__Exercise data__:
◆ ◆ ◆ ◆

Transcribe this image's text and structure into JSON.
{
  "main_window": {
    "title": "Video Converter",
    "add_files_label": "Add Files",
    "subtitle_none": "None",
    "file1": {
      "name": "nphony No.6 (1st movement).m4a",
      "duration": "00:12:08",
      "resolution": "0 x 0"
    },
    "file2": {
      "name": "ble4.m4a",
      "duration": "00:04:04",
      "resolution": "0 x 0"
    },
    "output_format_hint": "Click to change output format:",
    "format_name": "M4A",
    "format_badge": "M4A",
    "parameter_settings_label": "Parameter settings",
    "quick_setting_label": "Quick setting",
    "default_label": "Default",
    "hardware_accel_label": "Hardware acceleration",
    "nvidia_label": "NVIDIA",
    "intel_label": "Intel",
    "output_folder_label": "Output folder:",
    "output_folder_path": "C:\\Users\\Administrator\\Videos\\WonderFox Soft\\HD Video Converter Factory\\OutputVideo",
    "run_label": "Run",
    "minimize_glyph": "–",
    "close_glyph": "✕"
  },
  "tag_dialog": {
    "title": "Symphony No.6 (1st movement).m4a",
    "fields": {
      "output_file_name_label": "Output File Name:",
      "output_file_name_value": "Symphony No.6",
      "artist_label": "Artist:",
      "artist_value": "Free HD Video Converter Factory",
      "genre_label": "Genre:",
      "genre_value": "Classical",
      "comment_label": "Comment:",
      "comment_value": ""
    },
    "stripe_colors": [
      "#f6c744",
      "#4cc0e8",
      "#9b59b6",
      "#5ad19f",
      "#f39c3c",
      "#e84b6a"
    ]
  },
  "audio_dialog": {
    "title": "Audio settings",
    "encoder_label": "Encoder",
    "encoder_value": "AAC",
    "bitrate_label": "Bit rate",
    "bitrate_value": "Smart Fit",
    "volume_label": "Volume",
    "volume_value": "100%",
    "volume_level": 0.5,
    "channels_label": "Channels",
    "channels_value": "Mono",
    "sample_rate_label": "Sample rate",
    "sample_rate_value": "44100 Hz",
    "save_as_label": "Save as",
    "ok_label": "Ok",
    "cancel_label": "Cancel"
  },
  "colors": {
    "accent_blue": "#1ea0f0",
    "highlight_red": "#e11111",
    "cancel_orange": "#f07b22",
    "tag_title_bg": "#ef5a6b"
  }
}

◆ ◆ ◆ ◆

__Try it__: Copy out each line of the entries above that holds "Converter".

__Reply to the task__:
    "title": "Video Converter",
    "output_folder_path": "C:\\Users\\Administrator\\Videos\\WonderFox Soft\\HD Video Converter Factory\\OutputVideo",
      "artist_value": "Free HD Video Converter Factory",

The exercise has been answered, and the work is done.